Problem: Count up the lines below that include the string "theo" and report the number by itself.

Material to process:
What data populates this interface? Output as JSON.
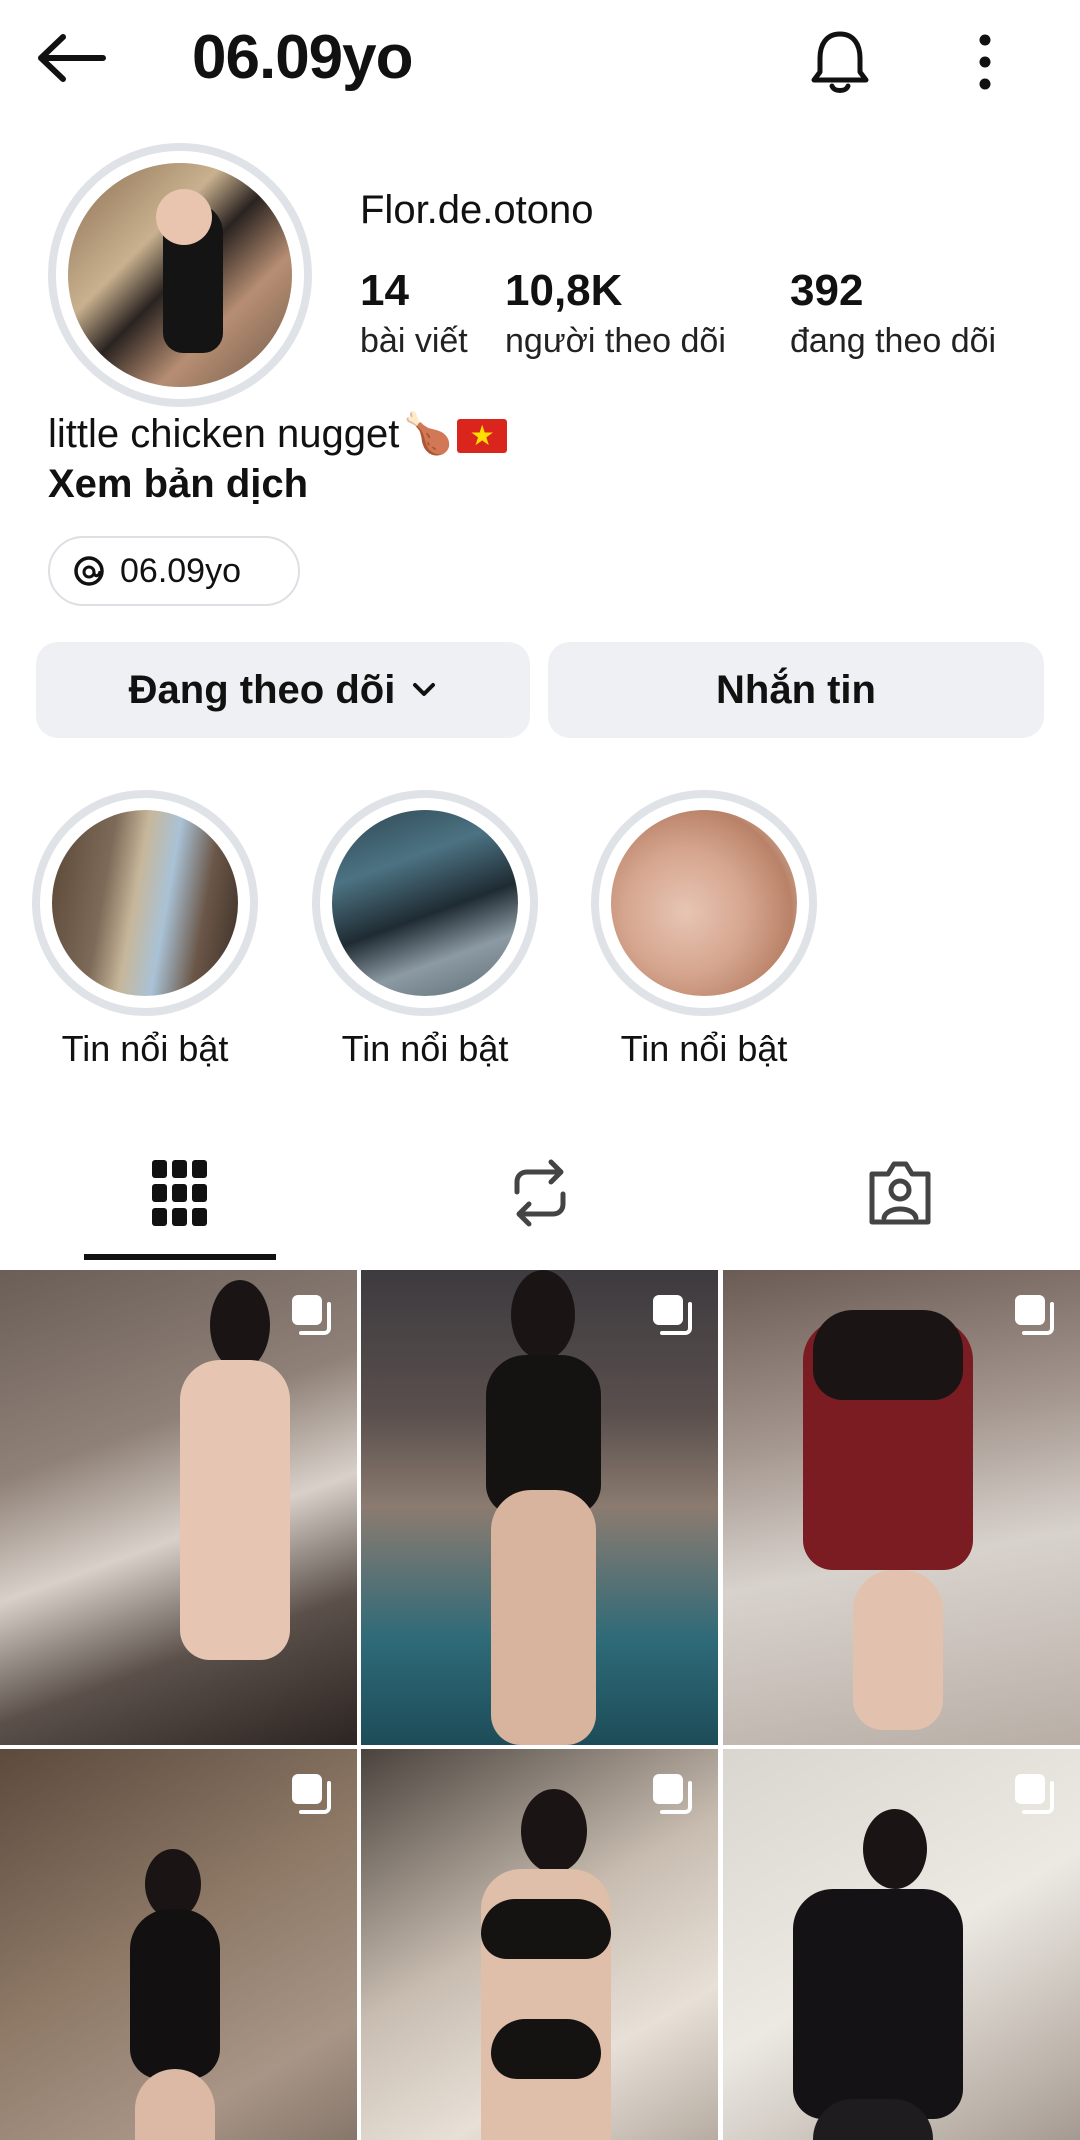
{
  "header": {
    "title": "06.09yo",
    "icons": {
      "back": "arrow-left-icon",
      "notifications": "bell-icon",
      "more": "more-vertical-icon"
    }
  },
  "profile": {
    "display_name": "Flor.de.otono",
    "stats": {
      "posts": {
        "value": "14",
        "label": "bài viết"
      },
      "followers": {
        "value": "10,8K",
        "label": "người theo dõi"
      },
      "following": {
        "value": "392",
        "label": "đang theo dõi"
      }
    },
    "bio": "little chicken nugget",
    "bio_emoji": "🍗",
    "translate_label": "Xem bản dịch",
    "threads_handle": "06.09yo"
  },
  "actions": {
    "following_label": "Đang theo dõi",
    "message_label": "Nhắn tin"
  },
  "highlights": [
    {
      "label": "Tin nổi bật"
    },
    {
      "label": "Tin nổi bật"
    },
    {
      "label": "Tin nổi bật"
    }
  ],
  "tabs": [
    {
      "name": "posts",
      "icon": "grid-icon",
      "active": true
    },
    {
      "name": "reposts",
      "icon": "repost-icon",
      "active": false
    },
    {
      "name": "tagged",
      "icon": "tagged-person-icon",
      "active": false
    }
  ],
  "grid": {
    "post_count_visible": 6,
    "multi_photo_icon": "carousel-icon"
  },
  "colors": {
    "button_bg": "#eff0f3",
    "ring": "#dfe3e8",
    "text": "#111111",
    "flag_red": "#da251d",
    "flag_star": "#ffde00"
  }
}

Written reply: 3